Yorkshire and South Africa are thousands of miles apart, and their immediate histories don't bear comparison, but a common thread between the experiences of Rafiq and the black South African players was of callous disrespect. Pouring wine down the throat of a team-mate who might be a non-drinker on religious grounds, or a team song with the words brown s**t in a country trying to heal from the scars of a racist past can't be explained away as team rituals gone a bit rogue. These acts are nothing less than downright malicious: how can you not see how they degrade and humiliate?
But as Michael Holding, who has devoted a good part of the last three years to shining a light on racial inequalities, has said: it's not that cricket has a problem; it's society, of which cricket is a part, that has a problem.
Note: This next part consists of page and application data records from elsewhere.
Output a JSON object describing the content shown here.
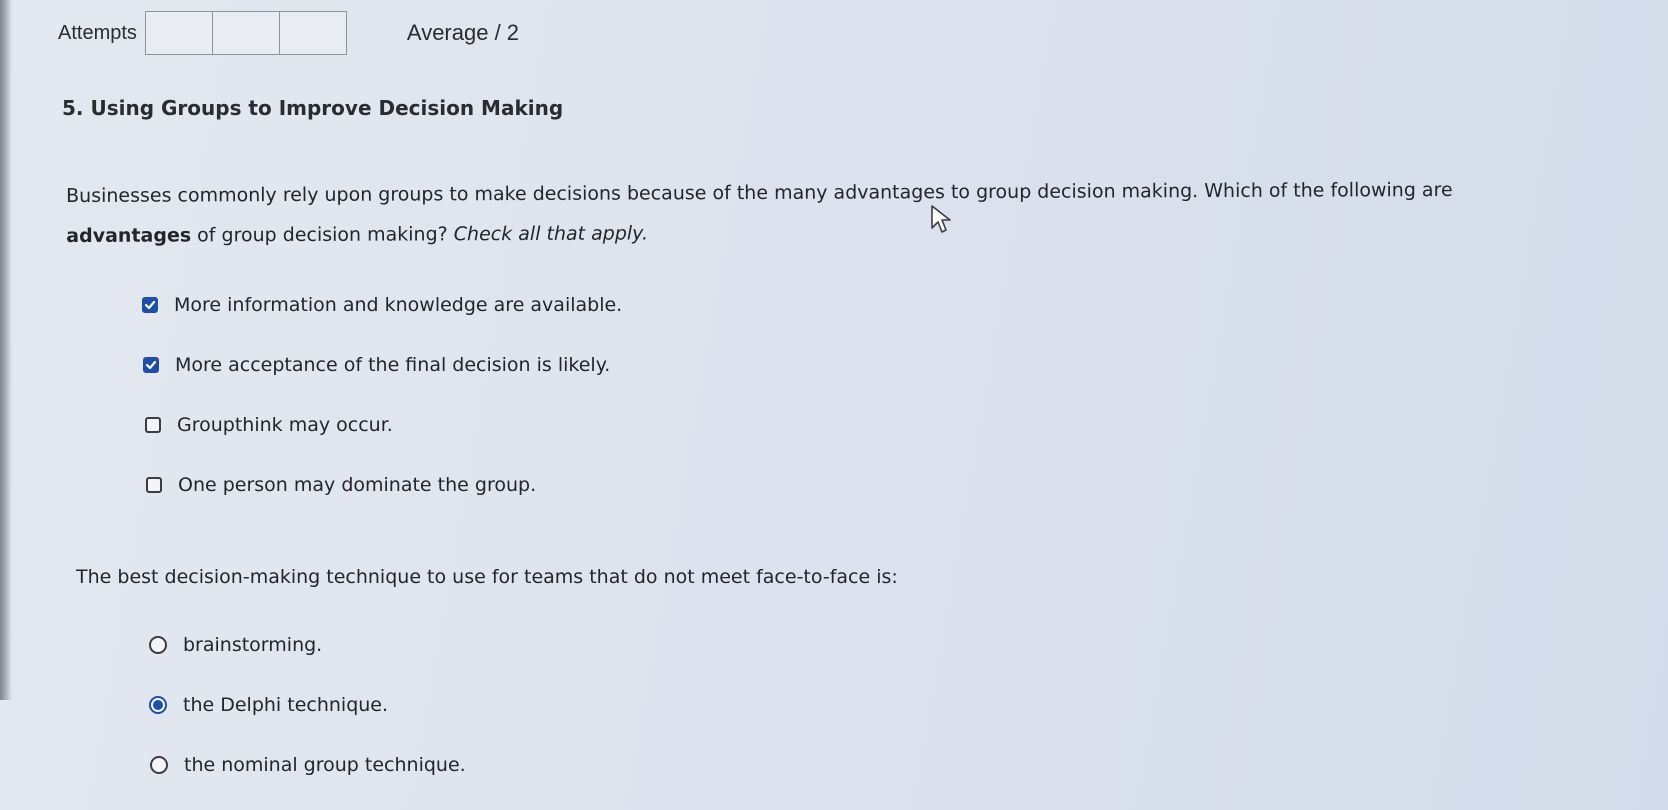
{
  "attempts": {
    "label": "Attempts",
    "boxes": 3,
    "average_label": "Average / 2"
  },
  "question": {
    "title": "5. Using Groups to Improve Decision Making",
    "prompt_part1": "Businesses commonly rely upon groups to make decisions because of the many advantages to group decision making. Which of the following are",
    "prompt_bold": "advantages",
    "prompt_part2": " of group decision making? ",
    "prompt_italic": "Check all that apply."
  },
  "checkbox_options": [
    {
      "label": "More information and knowledge are available.",
      "checked": true
    },
    {
      "label": "More acceptance of the final decision is likely.",
      "checked": true
    },
    {
      "label": "Groupthink may occur.",
      "checked": false
    },
    {
      "label": "One person may dominate the group.",
      "checked": false
    }
  ],
  "question2": {
    "text": "The best decision-making technique to use for teams that do not meet face-to-face is:"
  },
  "radio_options": [
    {
      "label": "brainstorming.",
      "selected": false
    },
    {
      "label": "the Delphi technique.",
      "selected": true
    },
    {
      "label": "the nominal group technique.",
      "selected": false
    }
  ],
  "colors": {
    "accent": "#1e4fa8",
    "text": "#23252b",
    "background": "#dde3ee"
  },
  "icons": {
    "cursor": "mouse-pointer-icon",
    "checkmark": "checkmark-icon"
  }
}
But luckily, cricket, and indeed all sports, can do something about it. Enlightenment and change are easier to manage in a contained arena than in society at large. Culture can't be codified but it can be bred.
To that end, the revelations in South Africa, Yorkshire and elsewhere, however painful, should be seen as necessary steps towards transformation. And while the commitment to basic decency must be unflinching, absolute and visible, forgiveness is essential too. Those who recognise their mistakes must be given the chances to make amends.
Blame it on woke movements (or would you rather be sleeping in the fog of ignorance?), all workplaces, particularly high-profile ones like sports environments, seem to be moving the right way: there is greater awareness about what constitutes offensive behaviour, and there is greater fear of reprisal. It's hard to imagine Ollie Robinson, who served a ban for his culturally offensive social-media posts while he was a teenager, repeating his mistakes. And it's inevitable that others will learn from example.

Sambit Bal is editor-in-chief of ESPNcricinfo @sambitbal